**Your goal:**
For every entry, output the exact wording.

Saved entries
● ● ● ● ●

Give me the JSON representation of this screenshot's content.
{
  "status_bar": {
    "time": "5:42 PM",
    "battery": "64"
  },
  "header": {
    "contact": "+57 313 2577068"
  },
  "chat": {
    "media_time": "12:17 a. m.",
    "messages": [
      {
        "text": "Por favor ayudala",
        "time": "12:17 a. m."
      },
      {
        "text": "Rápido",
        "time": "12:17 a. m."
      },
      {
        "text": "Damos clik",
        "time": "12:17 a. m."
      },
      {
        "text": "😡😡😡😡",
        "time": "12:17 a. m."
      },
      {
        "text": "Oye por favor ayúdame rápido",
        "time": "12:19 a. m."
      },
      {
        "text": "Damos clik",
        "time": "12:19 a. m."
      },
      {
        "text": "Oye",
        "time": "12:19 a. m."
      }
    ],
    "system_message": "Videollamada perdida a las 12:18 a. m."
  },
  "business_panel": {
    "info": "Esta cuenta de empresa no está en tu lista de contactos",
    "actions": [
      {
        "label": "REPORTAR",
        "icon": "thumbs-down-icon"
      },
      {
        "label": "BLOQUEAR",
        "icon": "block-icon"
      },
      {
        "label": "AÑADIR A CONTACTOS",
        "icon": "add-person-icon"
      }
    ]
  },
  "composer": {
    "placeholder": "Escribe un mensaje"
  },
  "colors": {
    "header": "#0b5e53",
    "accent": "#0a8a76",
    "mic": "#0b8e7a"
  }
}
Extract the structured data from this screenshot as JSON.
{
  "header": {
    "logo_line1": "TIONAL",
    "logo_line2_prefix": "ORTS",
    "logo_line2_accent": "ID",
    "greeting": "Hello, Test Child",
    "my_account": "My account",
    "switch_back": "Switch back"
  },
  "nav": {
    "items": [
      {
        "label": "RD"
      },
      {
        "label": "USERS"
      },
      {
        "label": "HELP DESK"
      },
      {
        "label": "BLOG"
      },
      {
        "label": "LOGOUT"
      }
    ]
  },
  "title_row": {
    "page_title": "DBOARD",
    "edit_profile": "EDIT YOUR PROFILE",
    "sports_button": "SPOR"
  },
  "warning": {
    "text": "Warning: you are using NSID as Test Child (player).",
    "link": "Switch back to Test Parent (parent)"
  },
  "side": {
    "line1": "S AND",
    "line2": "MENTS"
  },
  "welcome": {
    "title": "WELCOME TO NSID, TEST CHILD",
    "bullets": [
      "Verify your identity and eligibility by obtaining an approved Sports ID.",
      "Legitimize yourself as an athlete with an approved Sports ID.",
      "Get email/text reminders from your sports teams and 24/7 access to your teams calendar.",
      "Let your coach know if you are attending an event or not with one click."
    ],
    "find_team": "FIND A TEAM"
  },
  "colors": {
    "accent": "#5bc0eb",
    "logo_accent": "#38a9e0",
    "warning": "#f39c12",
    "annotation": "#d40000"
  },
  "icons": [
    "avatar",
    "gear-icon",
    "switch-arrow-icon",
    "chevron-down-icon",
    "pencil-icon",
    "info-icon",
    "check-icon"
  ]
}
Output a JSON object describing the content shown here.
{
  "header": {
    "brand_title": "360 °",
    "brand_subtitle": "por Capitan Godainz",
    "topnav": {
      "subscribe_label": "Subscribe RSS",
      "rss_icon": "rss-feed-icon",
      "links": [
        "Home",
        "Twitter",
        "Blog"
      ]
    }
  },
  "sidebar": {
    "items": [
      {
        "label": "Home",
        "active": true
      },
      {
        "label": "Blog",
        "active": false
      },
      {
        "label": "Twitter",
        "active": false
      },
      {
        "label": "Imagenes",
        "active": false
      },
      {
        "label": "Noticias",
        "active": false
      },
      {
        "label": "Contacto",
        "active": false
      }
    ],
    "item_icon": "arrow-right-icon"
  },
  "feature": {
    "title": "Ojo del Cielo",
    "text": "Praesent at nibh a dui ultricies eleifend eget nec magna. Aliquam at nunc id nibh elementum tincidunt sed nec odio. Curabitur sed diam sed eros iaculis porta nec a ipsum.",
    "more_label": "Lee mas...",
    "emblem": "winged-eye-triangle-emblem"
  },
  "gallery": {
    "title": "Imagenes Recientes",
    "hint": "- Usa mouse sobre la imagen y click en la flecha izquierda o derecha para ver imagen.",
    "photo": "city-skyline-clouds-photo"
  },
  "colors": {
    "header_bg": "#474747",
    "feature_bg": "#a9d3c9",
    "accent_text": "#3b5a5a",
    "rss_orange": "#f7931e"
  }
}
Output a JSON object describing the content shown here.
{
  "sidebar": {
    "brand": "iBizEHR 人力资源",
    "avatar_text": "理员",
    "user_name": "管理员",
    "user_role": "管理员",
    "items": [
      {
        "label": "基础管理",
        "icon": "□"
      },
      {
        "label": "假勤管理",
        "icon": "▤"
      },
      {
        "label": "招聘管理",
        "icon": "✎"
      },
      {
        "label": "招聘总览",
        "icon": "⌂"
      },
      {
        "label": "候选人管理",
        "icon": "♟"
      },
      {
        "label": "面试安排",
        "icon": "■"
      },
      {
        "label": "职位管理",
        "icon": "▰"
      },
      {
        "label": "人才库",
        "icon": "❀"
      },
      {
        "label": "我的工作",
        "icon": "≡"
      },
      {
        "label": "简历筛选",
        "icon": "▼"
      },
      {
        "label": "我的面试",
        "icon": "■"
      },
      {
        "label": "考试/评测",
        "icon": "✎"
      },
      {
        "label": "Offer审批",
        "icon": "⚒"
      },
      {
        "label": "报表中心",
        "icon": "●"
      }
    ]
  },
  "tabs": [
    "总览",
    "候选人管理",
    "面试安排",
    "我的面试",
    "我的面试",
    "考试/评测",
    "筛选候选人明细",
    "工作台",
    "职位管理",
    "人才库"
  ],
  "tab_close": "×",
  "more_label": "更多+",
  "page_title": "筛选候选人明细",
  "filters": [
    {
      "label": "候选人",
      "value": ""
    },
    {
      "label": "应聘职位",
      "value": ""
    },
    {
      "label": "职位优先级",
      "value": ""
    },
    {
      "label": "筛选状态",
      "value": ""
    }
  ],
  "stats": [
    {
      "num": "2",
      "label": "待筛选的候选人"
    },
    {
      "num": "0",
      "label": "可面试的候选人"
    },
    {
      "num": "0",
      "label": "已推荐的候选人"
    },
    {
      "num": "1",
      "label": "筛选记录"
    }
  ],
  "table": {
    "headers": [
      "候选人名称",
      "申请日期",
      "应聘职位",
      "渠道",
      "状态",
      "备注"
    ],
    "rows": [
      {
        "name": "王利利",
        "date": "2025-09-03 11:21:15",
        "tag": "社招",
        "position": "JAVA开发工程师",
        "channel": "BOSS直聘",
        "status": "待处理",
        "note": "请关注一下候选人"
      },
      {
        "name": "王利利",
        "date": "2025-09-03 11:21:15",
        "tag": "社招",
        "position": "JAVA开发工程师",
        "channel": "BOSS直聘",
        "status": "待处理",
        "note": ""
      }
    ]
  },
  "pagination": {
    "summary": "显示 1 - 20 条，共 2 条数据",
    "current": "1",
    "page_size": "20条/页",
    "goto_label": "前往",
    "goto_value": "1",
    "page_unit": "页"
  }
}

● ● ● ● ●

**Answer below:**
Give me the JSON representation of this screenshot's content.
{
  "status_bar": {
    "time": "5:42 PM",
    "battery": "64"
  },
  "header": {
    "contact": "+57 313 2577068"
  },
  "chat": {
    "media_time": "12:17 a. m.",
    "messages": [
      {
        "text": "Por favor ayudala",
        "time": "12:17 a. m."
      },
      {
        "text": "Rápido",
        "time": "12:17 a. m."
      },
      {
        "text": "Damos clik",
        "time": "12:17 a. m."
      },
      {
        "text": "😡😡😡😡",
        "time": "12:17 a. m."
      },
      {
        "text": "Oye por favor ayúdame rápido",
        "time": "12:19 a. m."
      },
      {
        "text": "Damos clik",
        "time": "12:19 a. m."
      },
      {
        "text": "Oye",
        "time": "12:19 a. m."
      }
    ],
    "system_message": "Videollamada perdida a las 12:18 a. m."
  },
  "business_panel": {
    "info": "Esta cuenta de empresa no está en tu lista de contactos",
    "actions": [
      {
        "label": "REPORTAR",
        "icon": "thumbs-down-icon"
      },
      {
        "label": "BLOQUEAR",
        "icon": "block-icon"
      },
      {
        "label": "AÑADIR A CONTACTOS",
        "icon": "add-person-icon"
      }
    ]
  },
  "composer": {
    "placeholder": "Escribe un mensaje"
  },
  "colors": {
    "header": "#0b5e53",
    "accent": "#0a8a76",
    "mic": "#0b8e7a"
  }
}
Extract the structured data from this screenshot as JSON.
{
  "header": {
    "logo_line1": "TIONAL",
    "logo_line2_prefix": "ORTS",
    "logo_line2_accent": "ID",
    "greeting": "Hello, Test Child",
    "my_account": "My account",
    "switch_back": "Switch back"
  },
  "nav": {
    "items": [
      {
        "label": "RD"
      },
      {
        "label": "USERS"
      },
      {
        "label": "HELP DESK"
      },
      {
        "label": "BLOG"
      },
      {
        "label": "LOGOUT"
      }
    ]
  },
  "title_row": {
    "page_title": "DBOARD",
    "edit_profile": "EDIT YOUR PROFILE",
    "sports_button": "SPOR"
  },
  "warning": {
    "text": "Warning: you are using NSID as Test Child (player).",
    "link": "Switch back to Test Parent (parent)"
  },
  "side": {
    "line1": "S AND",
    "line2": "MENTS"
  },
  "welcome": {
    "title": "WELCOME TO NSID, TEST CHILD",
    "bullets": [
      "Verify your identity and eligibility by obtaining an approved Sports ID.",
      "Legitimize yourself as an athlete with an approved Sports ID.",
      "Get email/text reminders from your sports teams and 24/7 access to your teams calendar.",
      "Let your coach know if you are attending an event or not with one click."
    ],
    "find_team": "FIND A TEAM"
  },
  "colors": {
    "accent": "#5bc0eb",
    "logo_accent": "#38a9e0",
    "warning": "#f39c12",
    "annotation": "#d40000"
  },
  "icons": [
    "avatar",
    "gear-icon",
    "switch-arrow-icon",
    "chevron-down-icon",
    "pencil-icon",
    "info-icon",
    "check-icon"
  ]
}
Output a JSON object describing the content shown here.
{
  "header": {
    "brand_title": "360 °",
    "brand_subtitle": "por Capitan Godainz",
    "topnav": {
      "subscribe_label": "Subscribe RSS",
      "rss_icon": "rss-feed-icon",
      "links": [
        "Home",
        "Twitter",
        "Blog"
      ]
    }
  },
  "sidebar": {
    "items": [
      {
        "label": "Home",
        "active": true
      },
      {
        "label": "Blog",
        "active": false
      },
      {
        "label": "Twitter",
        "active": false
      },
      {
        "label": "Imagenes",
        "active": false
      },
      {
        "label": "Noticias",
        "active": false
      },
      {
        "label": "Contacto",
        "active": false
      }
    ],
    "item_icon": "arrow-right-icon"
  },
  "feature": {
    "title": "Ojo del Cielo",
    "text": "Praesent at nibh a dui ultricies eleifend eget nec magna. Aliquam at nunc id nibh elementum tincidunt sed nec odio. Curabitur sed diam sed eros iaculis porta nec a ipsum.",
    "more_label": "Lee mas...",
    "emblem": "winged-eye-triangle-emblem"
  },
  "gallery": {
    "title": "Imagenes Recientes",
    "hint": "- Usa mouse sobre la imagen y click en la flecha izquierda o derecha para ver imagen.",
    "photo": "city-skyline-clouds-photo"
  },
  "colors": {
    "header_bg": "#474747",
    "feature_bg": "#a9d3c9",
    "accent_text": "#3b5a5a",
    "rss_orange": "#f7931e"
  }
}
Output a JSON object describing the content shown here.
{
  "sidebar": {
    "brand": "iBizEHR 人力资源",
    "avatar_text": "理员",
    "user_name": "管理员",
    "user_role": "管理员",
    "items": [
      {
        "label": "基础管理",
        "icon": "□"
      },
      {
        "label": "假勤管理",
        "icon": "▤"
      },
      {
        "label": "招聘管理",
        "icon": "✎"
      },
      {
        "label": "招聘总览",
        "icon": "⌂"
      },
      {
        "label": "候选人管理",
        "icon": "♟"
      },
      {
        "label": "面试安排",
        "icon": "■"
      },
      {
        "label": "职位管理",
        "icon": "▰"
      },
      {
        "label": "人才库",
        "icon": "❀"
      },
      {
        "label": "我的工作",
        "icon": "≡"
      },
      {
        "label": "简历筛选",
        "icon": "▼"
      },
      {
        "label": "我的面试",
        "icon": "■"
      },
      {
        "label": "考试/评测",
        "icon": "✎"
      },
      {
        "label": "Offer审批",
        "icon": "⚒"
      },
      {
        "label": "报表中心",
        "icon": "●"
      }
    ]
  },
  "tabs": [
    "总览",
    "候选人管理",
    "面试安排",
    "我的面试",
    "我的面试",
    "考试/评测",
    "筛选候选人明细",
    "工作台",
    "职位管理",
    "人才库"
  ],
  "tab_close": "×",
  "more_label": "更多+",
  "page_title": "筛选候选人明细",
  "filters": [
    {
      "label": "候选人",
      "value": ""
    },
    {
      "label": "应聘职位",
      "value": ""
    },
    {
      "label": "职位优先级",
      "value": ""
    },
    {
      "label": "筛选状态",
      "value": ""
    }
  ],
  "stats": [
    {
      "num": "2",
      "label": "待筛选的候选人"
    },
    {
      "num": "0",
      "label": "可面试的候选人"
    },
    {
      "num": "0",
      "label": "已推荐的候选人"
    },
    {
      "num": "1",
      "label": "筛选记录"
    }
  ],
  "table": {
    "headers": [
      "候选人名称",
      "申请日期",
      "应聘职位",
      "渠道",
      "状态",
      "备注"
    ],
    "rows": [
      {
        "name": "王利利",
        "date": "2025-09-03 11:21:15",
        "tag": "社招",
        "position": "JAVA开发工程师",
        "channel": "BOSS直聘",
        "status": "待处理",
        "note": "请关注一下候选人"
      },
      {
        "name": "王利利",
        "date": "2025-09-03 11:21:15",
        "tag": "社招",
        "position": "JAVA开发工程师",
        "channel": "BOSS直聘",
        "status": "待处理",
        "note": ""
      }
    ]
  },
  "pagination": {
    "summary": "显示 1 - 20 条，共 2 条数据",
    "current": "1",
    "page_size": "20条/页",
    "goto_label": "前往",
    "goto_value": "1",
    "page_unit": "页"
  }
}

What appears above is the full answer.